His chapter on the “The Tavistock Institute of Medical Psychology, 1920-2020” has appeared in the special centenary volume, The Tavistock Century:  2020 Vision (Phoenix Publishing House, 2021), designed to celebrate the founding of the Tavistock Square Clinic for Functional Nervous Disorders in 1920 (now known as the Tavistock and Portman NHS Trust).  A shortened version of this essay has appeared in the journal Couple and Family Psychoanalysis, edited by our colleague Dr. Christopher Clulow.  Future chapters, currently in press, include a study of Donald Winnicott’s famous child psychoanalytical patient known as “The Piggle”; a tribute to the great and much-missed British psychoanalyst Marion Milner; as well as a study of forensic disability psychotherapy.
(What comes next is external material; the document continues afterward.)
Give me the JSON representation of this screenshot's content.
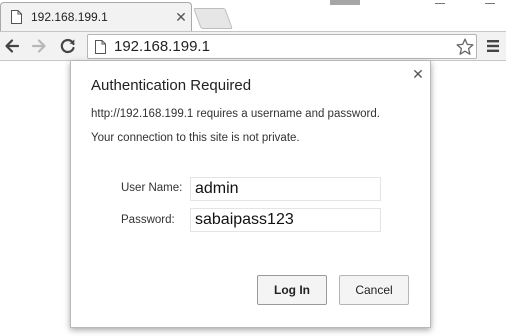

He has also produced his popular annual column of “Brett Kahr’s Top Ten Books” for the Confer website (

Quite apart from his teaching and writing, Professor Kahr has devoted most of his time during these challenging months to his clinical practice, extremely grateful that, due to the wonders of the landline telephone, he and his patients have continued to work uninterruptedly.  He very much awaits reopening his Central London office in a post-vaccinated world!